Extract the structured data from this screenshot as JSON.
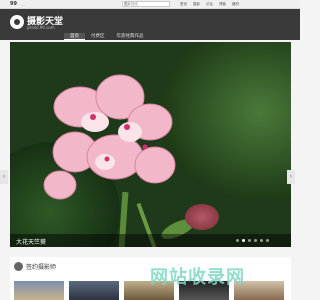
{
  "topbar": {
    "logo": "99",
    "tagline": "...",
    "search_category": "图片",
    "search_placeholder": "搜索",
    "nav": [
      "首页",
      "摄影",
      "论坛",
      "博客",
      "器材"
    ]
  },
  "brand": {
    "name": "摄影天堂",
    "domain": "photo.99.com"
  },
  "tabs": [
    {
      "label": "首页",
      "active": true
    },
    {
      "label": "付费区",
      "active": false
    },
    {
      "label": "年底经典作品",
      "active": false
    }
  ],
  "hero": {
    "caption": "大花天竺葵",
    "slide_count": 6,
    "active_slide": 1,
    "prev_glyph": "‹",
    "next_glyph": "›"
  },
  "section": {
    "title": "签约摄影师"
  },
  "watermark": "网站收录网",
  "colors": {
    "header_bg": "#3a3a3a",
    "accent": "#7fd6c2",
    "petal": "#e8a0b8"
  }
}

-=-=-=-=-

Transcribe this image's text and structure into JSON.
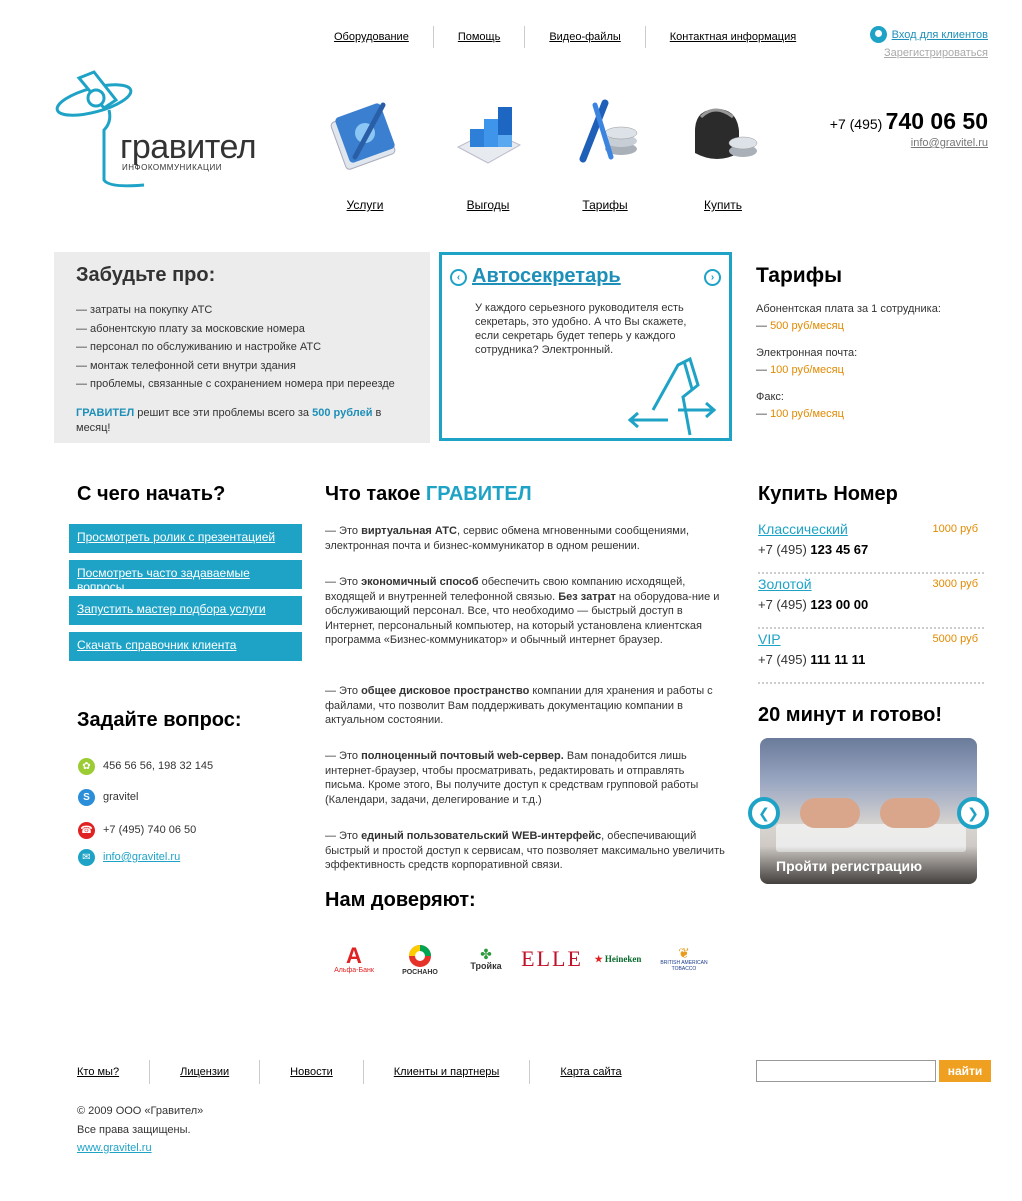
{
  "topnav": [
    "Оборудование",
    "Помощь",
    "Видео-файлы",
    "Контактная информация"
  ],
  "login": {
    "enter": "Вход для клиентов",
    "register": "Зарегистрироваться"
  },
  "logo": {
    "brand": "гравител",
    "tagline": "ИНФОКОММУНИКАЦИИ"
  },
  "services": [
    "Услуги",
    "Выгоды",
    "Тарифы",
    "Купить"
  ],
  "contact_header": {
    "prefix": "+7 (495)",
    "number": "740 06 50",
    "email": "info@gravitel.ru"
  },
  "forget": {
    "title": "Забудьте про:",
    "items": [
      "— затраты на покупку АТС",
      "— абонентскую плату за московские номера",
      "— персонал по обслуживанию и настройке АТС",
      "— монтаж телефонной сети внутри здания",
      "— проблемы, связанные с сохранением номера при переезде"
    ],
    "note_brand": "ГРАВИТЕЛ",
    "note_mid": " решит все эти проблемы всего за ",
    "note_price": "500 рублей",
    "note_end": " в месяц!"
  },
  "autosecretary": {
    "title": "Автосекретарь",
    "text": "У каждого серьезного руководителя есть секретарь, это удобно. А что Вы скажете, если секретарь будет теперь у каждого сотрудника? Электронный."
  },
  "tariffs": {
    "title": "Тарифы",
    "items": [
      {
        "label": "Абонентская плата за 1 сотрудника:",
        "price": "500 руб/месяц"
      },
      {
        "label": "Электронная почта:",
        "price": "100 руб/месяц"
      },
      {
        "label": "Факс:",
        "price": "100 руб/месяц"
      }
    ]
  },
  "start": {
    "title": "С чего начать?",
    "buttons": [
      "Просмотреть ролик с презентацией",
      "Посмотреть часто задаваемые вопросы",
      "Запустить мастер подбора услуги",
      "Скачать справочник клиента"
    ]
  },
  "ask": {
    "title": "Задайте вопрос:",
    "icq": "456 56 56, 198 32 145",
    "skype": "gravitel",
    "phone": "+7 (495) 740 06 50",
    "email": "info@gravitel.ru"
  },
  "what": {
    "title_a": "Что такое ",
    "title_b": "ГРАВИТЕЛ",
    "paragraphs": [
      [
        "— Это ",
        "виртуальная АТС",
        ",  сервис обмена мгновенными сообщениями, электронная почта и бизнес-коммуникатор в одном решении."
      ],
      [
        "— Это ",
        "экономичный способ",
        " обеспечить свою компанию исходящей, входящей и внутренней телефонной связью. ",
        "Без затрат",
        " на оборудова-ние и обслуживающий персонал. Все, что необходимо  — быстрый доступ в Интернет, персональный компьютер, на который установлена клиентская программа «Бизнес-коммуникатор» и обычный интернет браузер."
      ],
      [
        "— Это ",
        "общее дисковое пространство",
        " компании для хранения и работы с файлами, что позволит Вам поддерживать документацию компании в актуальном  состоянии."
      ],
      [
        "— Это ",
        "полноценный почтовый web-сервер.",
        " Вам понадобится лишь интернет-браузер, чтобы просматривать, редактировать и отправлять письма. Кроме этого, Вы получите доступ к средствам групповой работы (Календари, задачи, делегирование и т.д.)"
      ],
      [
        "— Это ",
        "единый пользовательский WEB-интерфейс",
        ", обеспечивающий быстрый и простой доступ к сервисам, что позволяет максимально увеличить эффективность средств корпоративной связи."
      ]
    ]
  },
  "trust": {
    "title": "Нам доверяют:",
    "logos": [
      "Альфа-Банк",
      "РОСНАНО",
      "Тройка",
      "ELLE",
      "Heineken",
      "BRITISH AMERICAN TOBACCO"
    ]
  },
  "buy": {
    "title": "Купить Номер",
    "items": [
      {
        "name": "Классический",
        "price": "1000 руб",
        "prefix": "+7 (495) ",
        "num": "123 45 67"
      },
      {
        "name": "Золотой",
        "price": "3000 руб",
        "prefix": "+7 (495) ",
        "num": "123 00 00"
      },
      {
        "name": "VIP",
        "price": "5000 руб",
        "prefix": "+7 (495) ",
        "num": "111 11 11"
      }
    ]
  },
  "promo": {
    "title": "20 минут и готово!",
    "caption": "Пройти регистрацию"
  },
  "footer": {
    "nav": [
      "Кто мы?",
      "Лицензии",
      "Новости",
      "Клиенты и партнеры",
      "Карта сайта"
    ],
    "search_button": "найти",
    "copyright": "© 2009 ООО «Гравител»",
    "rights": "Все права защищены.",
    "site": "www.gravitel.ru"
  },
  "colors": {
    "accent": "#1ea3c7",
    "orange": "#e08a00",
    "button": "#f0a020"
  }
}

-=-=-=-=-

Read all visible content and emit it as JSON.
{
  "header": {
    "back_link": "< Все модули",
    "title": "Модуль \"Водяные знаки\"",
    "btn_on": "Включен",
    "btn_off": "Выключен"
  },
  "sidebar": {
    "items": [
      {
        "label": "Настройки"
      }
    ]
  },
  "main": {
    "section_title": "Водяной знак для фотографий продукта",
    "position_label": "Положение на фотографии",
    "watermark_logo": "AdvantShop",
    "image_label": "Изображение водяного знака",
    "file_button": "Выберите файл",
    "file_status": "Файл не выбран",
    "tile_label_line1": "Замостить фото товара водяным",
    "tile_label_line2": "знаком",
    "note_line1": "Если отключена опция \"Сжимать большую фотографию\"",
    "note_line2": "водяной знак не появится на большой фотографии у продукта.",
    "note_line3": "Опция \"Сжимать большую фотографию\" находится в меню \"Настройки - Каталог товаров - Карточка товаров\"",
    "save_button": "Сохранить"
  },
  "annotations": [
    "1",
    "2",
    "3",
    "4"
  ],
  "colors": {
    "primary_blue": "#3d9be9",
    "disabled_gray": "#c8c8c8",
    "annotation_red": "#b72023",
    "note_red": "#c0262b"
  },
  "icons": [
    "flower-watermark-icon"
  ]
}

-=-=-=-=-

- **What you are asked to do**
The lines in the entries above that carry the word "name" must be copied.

- **Your response**
    "name": "摄影天堂",
        "name": "Классический",
        "name": "Золотой",
        "name": "VIP",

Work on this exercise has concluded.